:: Work request ::
Reproduce all entries verbatim, with nothing added or dropped.
##### Material supplied #####
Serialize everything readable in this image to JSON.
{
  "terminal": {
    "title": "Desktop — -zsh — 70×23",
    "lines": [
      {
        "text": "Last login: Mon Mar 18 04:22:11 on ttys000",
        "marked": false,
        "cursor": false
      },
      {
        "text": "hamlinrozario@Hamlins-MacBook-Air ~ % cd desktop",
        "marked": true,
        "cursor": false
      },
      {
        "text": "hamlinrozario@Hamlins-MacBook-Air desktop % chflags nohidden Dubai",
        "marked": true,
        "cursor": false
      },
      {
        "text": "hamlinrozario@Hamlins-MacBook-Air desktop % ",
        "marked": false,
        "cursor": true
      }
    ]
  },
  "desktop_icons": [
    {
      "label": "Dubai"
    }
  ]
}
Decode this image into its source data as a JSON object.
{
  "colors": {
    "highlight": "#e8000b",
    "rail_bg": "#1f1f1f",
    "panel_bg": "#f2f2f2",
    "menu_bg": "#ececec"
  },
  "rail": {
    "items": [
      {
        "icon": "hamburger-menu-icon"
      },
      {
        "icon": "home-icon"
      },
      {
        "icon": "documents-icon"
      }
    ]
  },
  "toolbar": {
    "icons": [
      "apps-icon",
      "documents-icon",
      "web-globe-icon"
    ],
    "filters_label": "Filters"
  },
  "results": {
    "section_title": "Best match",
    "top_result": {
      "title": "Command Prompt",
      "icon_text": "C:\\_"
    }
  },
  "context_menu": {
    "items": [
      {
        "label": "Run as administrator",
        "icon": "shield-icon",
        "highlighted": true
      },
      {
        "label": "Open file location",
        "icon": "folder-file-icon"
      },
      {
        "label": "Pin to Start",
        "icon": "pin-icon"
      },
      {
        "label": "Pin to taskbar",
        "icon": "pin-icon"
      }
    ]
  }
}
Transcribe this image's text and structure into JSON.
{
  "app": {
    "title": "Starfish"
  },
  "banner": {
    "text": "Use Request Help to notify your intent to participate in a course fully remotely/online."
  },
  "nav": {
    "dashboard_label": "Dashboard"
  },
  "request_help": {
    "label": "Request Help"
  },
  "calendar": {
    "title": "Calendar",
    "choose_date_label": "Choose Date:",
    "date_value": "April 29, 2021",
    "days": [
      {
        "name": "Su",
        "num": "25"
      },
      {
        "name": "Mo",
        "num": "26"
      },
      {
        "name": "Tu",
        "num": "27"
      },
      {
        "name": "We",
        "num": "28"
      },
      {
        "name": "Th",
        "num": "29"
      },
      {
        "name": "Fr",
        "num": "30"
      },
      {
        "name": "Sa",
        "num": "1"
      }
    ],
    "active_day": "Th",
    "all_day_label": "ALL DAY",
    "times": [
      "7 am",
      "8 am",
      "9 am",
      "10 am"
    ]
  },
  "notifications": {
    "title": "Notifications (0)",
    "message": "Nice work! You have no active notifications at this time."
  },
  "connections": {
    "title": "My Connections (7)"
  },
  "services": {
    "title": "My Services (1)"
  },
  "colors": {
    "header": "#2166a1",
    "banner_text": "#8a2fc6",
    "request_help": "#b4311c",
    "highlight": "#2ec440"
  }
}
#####
:: Result below ::
Serialize everything readable in this image to JSON.
{
  "terminal": {
    "title": "Desktop — -zsh — 70×23",
    "lines": [
      {
        "text": "Last login: Mon Mar 18 04:22:11 on ttys000",
        "marked": false,
        "cursor": false
      },
      {
        "text": "hamlinrozario@Hamlins-MacBook-Air ~ % cd desktop",
        "marked": true,
        "cursor": false
      },
      {
        "text": "hamlinrozario@Hamlins-MacBook-Air desktop % chflags nohidden Dubai",
        "marked": true,
        "cursor": false
      },
      {
        "text": "hamlinrozario@Hamlins-MacBook-Air desktop % ",
        "marked": false,
        "cursor": true
      }
    ]
  },
  "desktop_icons": [
    {
      "label": "Dubai"
    }
  ]
}
Decode this image into its source data as a JSON object.
{
  "colors": {
    "highlight": "#e8000b",
    "rail_bg": "#1f1f1f",
    "panel_bg": "#f2f2f2",
    "menu_bg": "#ececec"
  },
  "rail": {
    "items": [
      {
        "icon": "hamburger-menu-icon"
      },
      {
        "icon": "home-icon"
      },
      {
        "icon": "documents-icon"
      }
    ]
  },
  "toolbar": {
    "icons": [
      "apps-icon",
      "documents-icon",
      "web-globe-icon"
    ],
    "filters_label": "Filters"
  },
  "results": {
    "section_title": "Best match",
    "top_result": {
      "title": "Command Prompt",
      "icon_text": "C:\\_"
    }
  },
  "context_menu": {
    "items": [
      {
        "label": "Run as administrator",
        "icon": "shield-icon",
        "highlighted": true
      },
      {
        "label": "Open file location",
        "icon": "folder-file-icon"
      },
      {
        "label": "Pin to Start",
        "icon": "pin-icon"
      },
      {
        "label": "Pin to taskbar",
        "icon": "pin-icon"
      }
    ]
  }
}
Transcribe this image's text and structure into JSON.
{
  "app": {
    "title": "Starfish"
  },
  "banner": {
    "text": "Use Request Help to notify your intent to participate in a course fully remotely/online."
  },
  "nav": {
    "dashboard_label": "Dashboard"
  },
  "request_help": {
    "label": "Request Help"
  },
  "calendar": {
    "title": "Calendar",
    "choose_date_label": "Choose Date:",
    "date_value": "April 29, 2021",
    "days": [
      {
        "name": "Su",
        "num": "25"
      },
      {
        "name": "Mo",
        "num": "26"
      },
      {
        "name": "Tu",
        "num": "27"
      },
      {
        "name": "We",
        "num": "28"
      },
      {
        "name": "Th",
        "num": "29"
      },
      {
        "name": "Fr",
        "num": "30"
      },
      {
        "name": "Sa",
        "num": "1"
      }
    ],
    "active_day": "Th",
    "all_day_label": "ALL DAY",
    "times": [
      "7 am",
      "8 am",
      "9 am",
      "10 am"
    ]
  },
  "notifications": {
    "title": "Notifications (0)",
    "message": "Nice work! You have no active notifications at this time."
  },
  "connections": {
    "title": "My Connections (7)"
  },
  "services": {
    "title": "My Services (1)"
  },
  "colors": {
    "header": "#2166a1",
    "banner_text": "#8a2fc6",
    "request_help": "#b4311c",
    "highlight": "#2ec440"
  }
}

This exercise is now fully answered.